Top of Supplied records

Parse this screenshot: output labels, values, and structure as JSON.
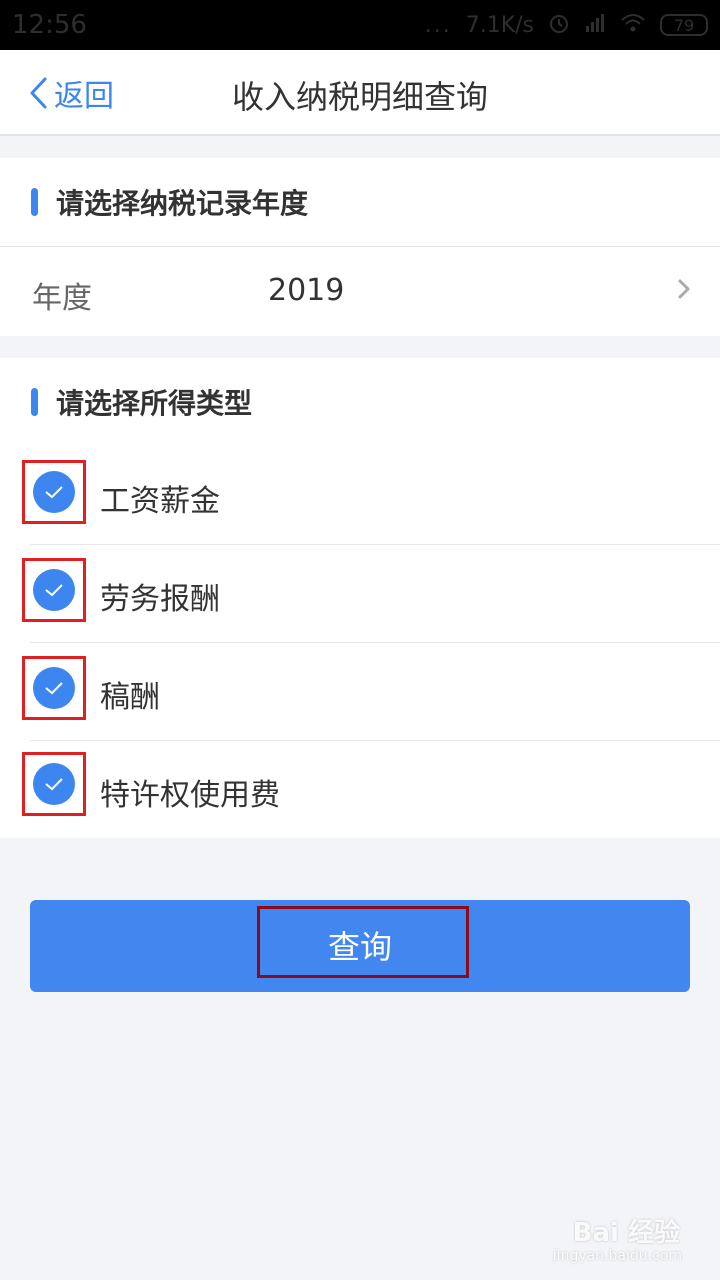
{
  "status_bar": {
    "time": "12:56",
    "dots": "...",
    "speed": "7.1K/s",
    "battery": "79",
    "icons": [
      "alarm-icon",
      "signal-icon",
      "wifi-icon",
      "battery-icon"
    ]
  },
  "nav": {
    "back_label": "返回",
    "title": "收入纳税明细查询"
  },
  "year_section": {
    "title": "请选择纳税记录年度",
    "label": "年度",
    "value": "2019"
  },
  "type_section": {
    "title": "请选择所得类型",
    "options": [
      {
        "label": "工资薪金",
        "checked": true
      },
      {
        "label": "劳务报酬",
        "checked": true
      },
      {
        "label": "稿酬",
        "checked": true
      },
      {
        "label": "特许权使用费",
        "checked": true
      }
    ]
  },
  "query_button": {
    "label": "查询"
  },
  "watermark": {
    "brand": "Bai 经验",
    "url": "jingyan.baidu.com"
  },
  "colors": {
    "accent": "#3d86f0",
    "highlight_frame": "#e02020",
    "button_frame": "#8b0b1e",
    "page_bg": "#f3f4f8"
  }
}
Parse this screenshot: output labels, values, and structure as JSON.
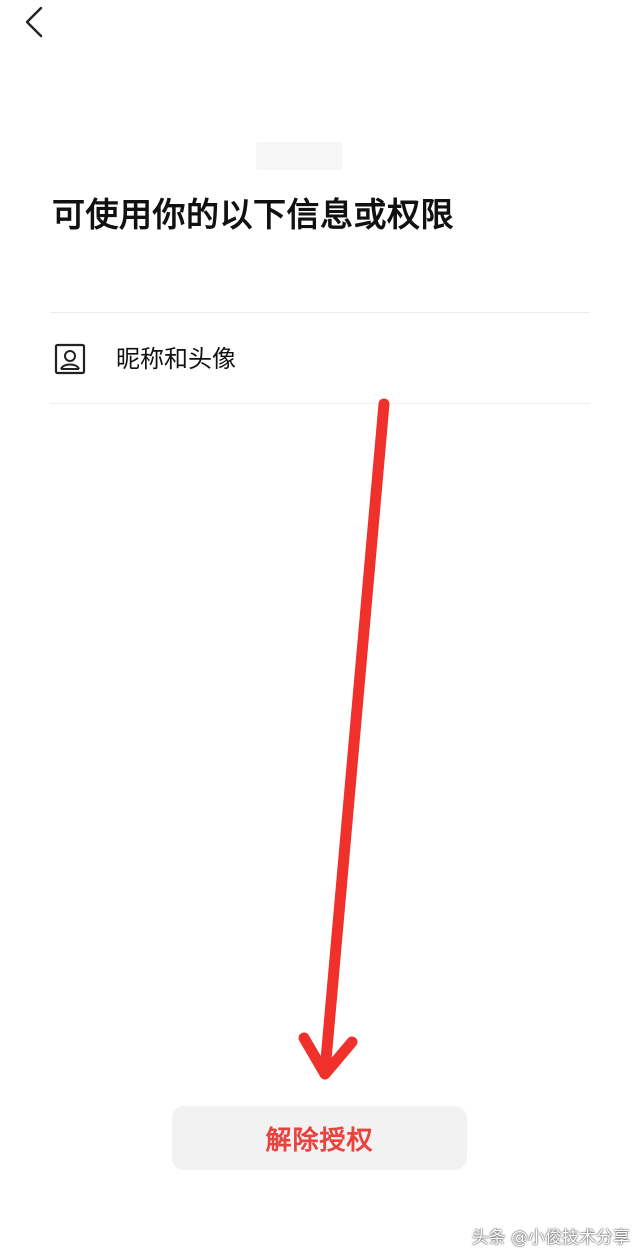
{
  "header": {
    "back_icon": "chevron-left-icon"
  },
  "page": {
    "title": "可使用你的以下信息或权限"
  },
  "permissions": [
    {
      "icon": "person-portrait-icon",
      "label": "昵称和头像"
    }
  ],
  "actions": {
    "revoke_label": "解除授权",
    "revoke_color": "#e8433e"
  },
  "annotation": {
    "arrow_color": "#f0302b"
  },
  "watermark": {
    "text": "头条 @小俊技术分享"
  }
}
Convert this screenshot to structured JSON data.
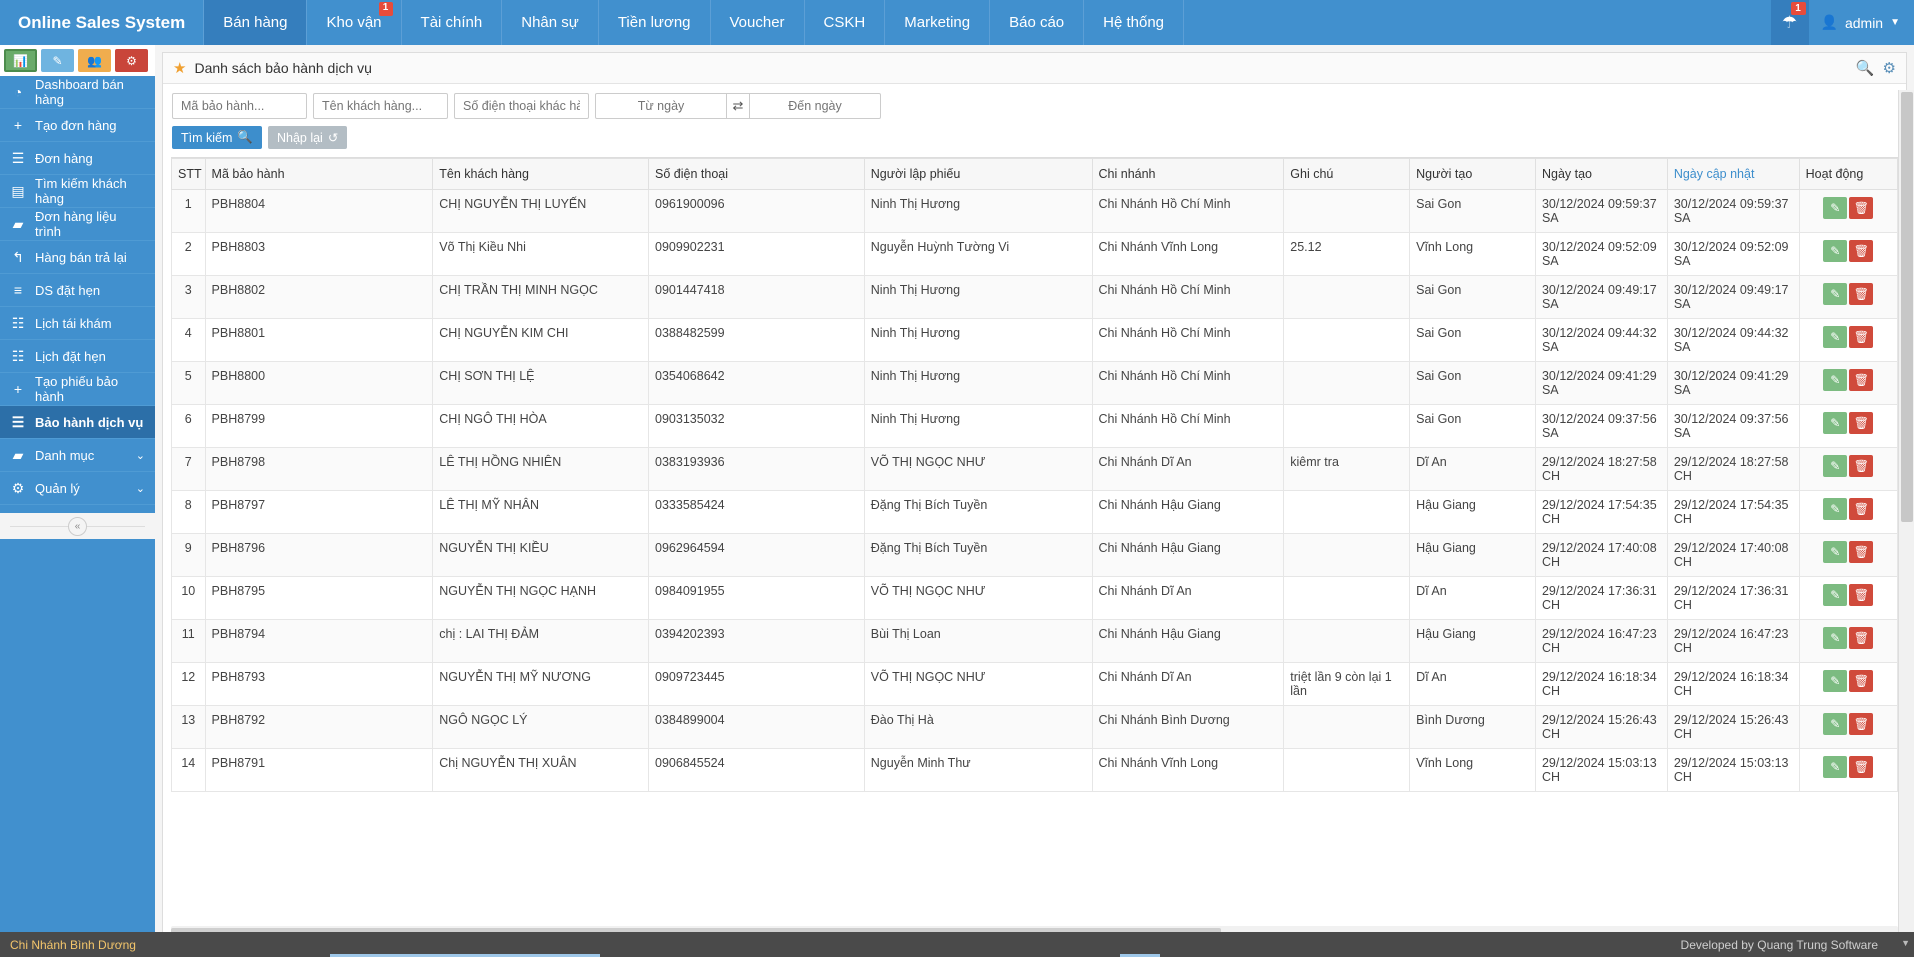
{
  "topnav": {
    "brand": "Online Sales System",
    "items": [
      {
        "label": "Bán hàng",
        "active": true,
        "badge": ""
      },
      {
        "label": "Kho vận",
        "active": false,
        "badge": "1"
      },
      {
        "label": "Tài chính",
        "active": false,
        "badge": ""
      },
      {
        "label": "Nhân sự",
        "active": false,
        "badge": ""
      },
      {
        "label": "Tiền lương",
        "active": false,
        "badge": ""
      },
      {
        "label": "Voucher",
        "active": false,
        "badge": ""
      },
      {
        "label": "CSKH",
        "active": false,
        "badge": ""
      },
      {
        "label": "Marketing",
        "active": false,
        "badge": ""
      },
      {
        "label": "Báo cáo",
        "active": false,
        "badge": ""
      },
      {
        "label": "Hệ thống",
        "active": false,
        "badge": ""
      }
    ],
    "notification_badge": "1",
    "user_label": "admin"
  },
  "sidebar": {
    "quick_buttons": [
      "chart-icon",
      "pencil-icon",
      "users-icon",
      "cogs-icon"
    ],
    "items": [
      {
        "label": "Dashboard bán hàng",
        "icon": "dashboard-icon",
        "active": false,
        "chevron": ""
      },
      {
        "label": "Tạo đơn hàng",
        "icon": "plus-icon",
        "active": false,
        "chevron": ""
      },
      {
        "label": "Đơn hàng",
        "icon": "document-icon",
        "active": false,
        "chevron": ""
      },
      {
        "label": "Tìm kiếm khách hàng",
        "icon": "contact-icon",
        "active": false,
        "chevron": ""
      },
      {
        "label": "Đơn hàng liệu trình",
        "icon": "folder-icon",
        "active": false,
        "chevron": ""
      },
      {
        "label": "Hàng bán trả lại",
        "icon": "reply-all-icon",
        "active": false,
        "chevron": ""
      },
      {
        "label": "DS đặt hẹn",
        "icon": "list-icon",
        "active": false,
        "chevron": ""
      },
      {
        "label": "Lịch tái khám",
        "icon": "calendar-icon",
        "active": false,
        "chevron": ""
      },
      {
        "label": "Lịch đặt hẹn",
        "icon": "calendar-icon",
        "active": false,
        "chevron": ""
      },
      {
        "label": "Tạo phiếu bảo hành",
        "icon": "plus-icon",
        "active": false,
        "chevron": ""
      },
      {
        "label": "Bảo hành dịch vụ",
        "icon": "document-icon",
        "active": true,
        "chevron": ""
      },
      {
        "label": "Danh mục",
        "icon": "folder-icon",
        "active": false,
        "chevron": "⌄"
      },
      {
        "label": "Quản lý",
        "icon": "gear-icon",
        "active": false,
        "chevron": "⌄"
      }
    ],
    "collapse_glyph": "«"
  },
  "panel": {
    "title": "Danh sách bảo hành dịch vụ",
    "star_icon": "star-icon",
    "header_icons": [
      "search-icon",
      "gear-icon"
    ]
  },
  "filters": {
    "code_placeholder": "Mã bảo hành...",
    "code_value": "",
    "customer_placeholder": "Tên khách hàng...",
    "customer_value": "",
    "phone_placeholder": "Số điện thoại khác hàng",
    "phone_value": "",
    "date_from_placeholder": "Từ ngày",
    "date_from_value": "",
    "date_to_placeholder": "Đến ngày",
    "date_to_value": "",
    "swap_icon": "swap-icon",
    "search_button": "Tìm kiếm",
    "reset_button": "Nhập lại"
  },
  "table": {
    "columns": [
      {
        "key": "stt",
        "label": "STT"
      },
      {
        "key": "code",
        "label": "Mã bảo hành"
      },
      {
        "key": "customer",
        "label": "Tên khách hàng"
      },
      {
        "key": "phone",
        "label": "Số điện thoại"
      },
      {
        "key": "creator_slip",
        "label": "Người lập phiếu"
      },
      {
        "key": "branch",
        "label": "Chi nhánh"
      },
      {
        "key": "note",
        "label": "Ghi chú"
      },
      {
        "key": "created_by",
        "label": "Người tạo"
      },
      {
        "key": "created_at",
        "label": "Ngày tạo"
      },
      {
        "key": "updated_at",
        "label": "Ngày cập nhật",
        "sorted": true
      },
      {
        "key": "actions",
        "label": "Hoạt động"
      }
    ],
    "rows": [
      {
        "stt": "1",
        "code": "PBH8804",
        "customer": "CHỊ NGUYỄN THỊ LUYẾN",
        "phone": "0961900096",
        "creator_slip": "Ninh Thị Hương",
        "branch": "Chi Nhánh Hồ Chí Minh",
        "note": "",
        "created_by": "Sai Gon",
        "created_at": "30/12/2024 09:59:37 SA",
        "updated_at": "30/12/2024 09:59:37 SA"
      },
      {
        "stt": "2",
        "code": "PBH8803",
        "customer": "Võ Thị Kiều Nhi",
        "phone": "0909902231",
        "creator_slip": "Nguyễn Huỳnh Tường Vi",
        "branch": "Chi Nhánh Vĩnh Long",
        "note": "25.12",
        "created_by": "Vĩnh Long",
        "created_at": "30/12/2024 09:52:09 SA",
        "updated_at": "30/12/2024 09:52:09 SA"
      },
      {
        "stt": "3",
        "code": "PBH8802",
        "customer": "CHỊ TRẦN THỊ MINH NGỌC",
        "phone": "0901447418",
        "creator_slip": "Ninh Thị Hương",
        "branch": "Chi Nhánh Hồ Chí Minh",
        "note": "",
        "created_by": "Sai Gon",
        "created_at": "30/12/2024 09:49:17 SA",
        "updated_at": "30/12/2024 09:49:17 SA"
      },
      {
        "stt": "4",
        "code": "PBH8801",
        "customer": "CHỊ NGUYỄN KIM CHI",
        "phone": "0388482599",
        "creator_slip": "Ninh Thị Hương",
        "branch": "Chi Nhánh Hồ Chí Minh",
        "note": "",
        "created_by": "Sai Gon",
        "created_at": "30/12/2024 09:44:32 SA",
        "updated_at": "30/12/2024 09:44:32 SA"
      },
      {
        "stt": "5",
        "code": "PBH8800",
        "customer": "CHỊ SƠN THỊ LỆ",
        "phone": "0354068642",
        "creator_slip": "Ninh Thị Hương",
        "branch": "Chi Nhánh Hồ Chí Minh",
        "note": "",
        "created_by": "Sai Gon",
        "created_at": "30/12/2024 09:41:29 SA",
        "updated_at": "30/12/2024 09:41:29 SA"
      },
      {
        "stt": "6",
        "code": "PBH8799",
        "customer": "CHỊ NGÔ THỊ HÒA",
        "phone": "0903135032",
        "creator_slip": "Ninh Thị Hương",
        "branch": "Chi Nhánh Hồ Chí Minh",
        "note": "",
        "created_by": "Sai Gon",
        "created_at": "30/12/2024 09:37:56 SA",
        "updated_at": "30/12/2024 09:37:56 SA"
      },
      {
        "stt": "7",
        "code": "PBH8798",
        "customer": "LÊ THỊ HỒNG NHIÊN",
        "phone": "0383193936",
        "creator_slip": "VÕ THỊ NGỌC NHƯ",
        "branch": "Chi Nhánh Dĩ An",
        "note": "kiêmr tra",
        "created_by": "Dĩ An",
        "created_at": "29/12/2024 18:27:58 CH",
        "updated_at": "29/12/2024 18:27:58 CH"
      },
      {
        "stt": "8",
        "code": "PBH8797",
        "customer": "LÊ THỊ MỸ NHÂN",
        "phone": "0333585424",
        "creator_slip": "Đặng Thị Bích Tuyền",
        "branch": "Chi Nhánh Hậu Giang",
        "note": "",
        "created_by": "Hậu Giang",
        "created_at": "29/12/2024 17:54:35 CH",
        "updated_at": "29/12/2024 17:54:35 CH"
      },
      {
        "stt": "9",
        "code": "PBH8796",
        "customer": "NGUYỄN THỊ KIỀU",
        "phone": "0962964594",
        "creator_slip": "Đặng Thị Bích Tuyền",
        "branch": "Chi Nhánh Hậu Giang",
        "note": "",
        "created_by": "Hậu Giang",
        "created_at": "29/12/2024 17:40:08 CH",
        "updated_at": "29/12/2024 17:40:08 CH"
      },
      {
        "stt": "10",
        "code": "PBH8795",
        "customer": "NGUYỄN THỊ NGỌC HẠNH",
        "phone": "0984091955",
        "creator_slip": "VÕ THỊ NGỌC NHƯ",
        "branch": "Chi Nhánh Dĩ An",
        "note": "",
        "created_by": "Dĩ An",
        "created_at": "29/12/2024 17:36:31 CH",
        "updated_at": "29/12/2024 17:36:31 CH"
      },
      {
        "stt": "11",
        "code": "PBH8794",
        "customer": "chị : LAI THỊ ĐẢM",
        "phone": "0394202393",
        "creator_slip": "Bùi Thị Loan",
        "branch": "Chi Nhánh Hậu Giang",
        "note": "",
        "created_by": "Hậu Giang",
        "created_at": "29/12/2024 16:47:23 CH",
        "updated_at": "29/12/2024 16:47:23 CH"
      },
      {
        "stt": "12",
        "code": "PBH8793",
        "customer": "NGUYỄN THỊ MỸ NƯƠNG",
        "phone": "0909723445",
        "creator_slip": "VÕ THỊ NGỌC NHƯ",
        "branch": "Chi Nhánh Dĩ An",
        "note": "triệt lần 9 còn lại 1 lần",
        "created_by": "Dĩ An",
        "created_at": "29/12/2024 16:18:34 CH",
        "updated_at": "29/12/2024 16:18:34 CH"
      },
      {
        "stt": "13",
        "code": "PBH8792",
        "customer": "NGÔ NGỌC LÝ",
        "phone": "0384899004",
        "creator_slip": "Đào Thị Hà",
        "branch": "Chi Nhánh Bình Dương",
        "note": "",
        "created_by": "Bình Dương",
        "created_at": "29/12/2024 15:26:43 CH",
        "updated_at": "29/12/2024 15:26:43 CH"
      },
      {
        "stt": "14",
        "code": "PBH8791",
        "customer": "Chị NGUYỄN THỊ XUÂN",
        "phone": "0906845524",
        "creator_slip": "Nguyễn Minh Thư",
        "branch": "Chi Nhánh Vĩnh Long",
        "note": "",
        "created_by": "Vĩnh Long",
        "created_at": "29/12/2024 15:03:13 CH",
        "updated_at": "29/12/2024 15:03:13 CH"
      }
    ],
    "row_actions": {
      "edit_icon": "edit-icon",
      "delete_icon": "trash-icon"
    }
  },
  "footer": {
    "left": "Chi Nhánh Bình Dương",
    "right": "Developed by Quang Trung Software"
  },
  "colors": {
    "nav_blue": "#4190ce",
    "nav_active": "#357ebd",
    "link_blue": "#3d8ecc",
    "edit_green": "#7cbb81",
    "delete_red": "#d04a3b",
    "star_orange": "#f0a030",
    "footer_gray": "#4a4a4a",
    "footer_text": "#f3c56b"
  }
}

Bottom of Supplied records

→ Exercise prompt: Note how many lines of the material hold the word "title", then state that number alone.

→ Answer to the problem: 5